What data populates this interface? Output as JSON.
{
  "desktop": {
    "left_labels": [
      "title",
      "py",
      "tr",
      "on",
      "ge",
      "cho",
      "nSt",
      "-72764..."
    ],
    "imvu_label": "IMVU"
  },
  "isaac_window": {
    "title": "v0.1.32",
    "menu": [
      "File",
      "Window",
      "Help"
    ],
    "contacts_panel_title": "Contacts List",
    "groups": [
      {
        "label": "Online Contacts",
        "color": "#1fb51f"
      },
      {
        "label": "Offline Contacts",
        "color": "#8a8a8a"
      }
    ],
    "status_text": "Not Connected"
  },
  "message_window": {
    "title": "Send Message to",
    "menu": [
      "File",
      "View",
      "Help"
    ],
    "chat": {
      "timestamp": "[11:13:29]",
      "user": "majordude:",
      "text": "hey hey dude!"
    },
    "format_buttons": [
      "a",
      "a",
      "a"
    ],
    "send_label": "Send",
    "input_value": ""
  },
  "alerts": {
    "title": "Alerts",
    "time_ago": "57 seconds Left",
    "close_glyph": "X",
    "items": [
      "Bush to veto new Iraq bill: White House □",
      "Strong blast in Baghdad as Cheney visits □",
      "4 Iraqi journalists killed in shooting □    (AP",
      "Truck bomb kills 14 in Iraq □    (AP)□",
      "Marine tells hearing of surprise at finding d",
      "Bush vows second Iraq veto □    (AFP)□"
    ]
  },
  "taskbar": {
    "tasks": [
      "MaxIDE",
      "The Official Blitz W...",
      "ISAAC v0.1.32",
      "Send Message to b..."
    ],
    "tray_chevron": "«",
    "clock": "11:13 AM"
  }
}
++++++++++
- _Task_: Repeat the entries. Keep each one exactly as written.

- _Expected answer_:
What data populates this interface? Output as JSON.
{
  "desktop": {
    "left_labels": [
      "title",
      "py",
      "tr",
      "on",
      "ge",
      "cho",
      "nSt",
      "-72764..."
    ],
    "imvu_label": "IMVU"
  },
  "isaac_window": {
    "title": "v0.1.32",
    "menu": [
      "File",
      "Window",
      "Help"
    ],
    "contacts_panel_title": "Contacts List",
    "groups": [
      {
        "label": "Online Contacts",
        "color": "#1fb51f"
      },
      {
        "label": "Offline Contacts",
        "color": "#8a8a8a"
      }
    ],
    "status_text": "Not Connected"
  },
  "message_window": {
    "title": "Send Message to",
    "menu": [
      "File",
      "View",
      "Help"
    ],
    "chat": {
      "timestamp": "[11:13:29]",
      "user": "majordude:",
      "text": "hey hey dude!"
    },
    "format_buttons": [
      "a",
      "a",
      "a"
    ],
    "send_label": "Send",
    "input_value": ""
  },
  "alerts": {
    "title": "Alerts",
    "time_ago": "57 seconds Left",
    "close_glyph": "X",
    "items": [
      "Bush to veto new Iraq bill: White House □",
      "Strong blast in Baghdad as Cheney visits □",
      "4 Iraqi journalists killed in shooting □    (AP",
      "Truck bomb kills 14 in Iraq □    (AP)□",
      "Marine tells hearing of surprise at finding d",
      "Bush vows second Iraq veto □    (AFP)□"
    ]
  },
  "taskbar": {
    "tasks": [
      "MaxIDE",
      "The Official Blitz W...",
      "ISAAC v0.1.32",
      "Send Message to b..."
    ],
    "tray_chevron": "«",
    "clock": "11:13 AM"
  }
}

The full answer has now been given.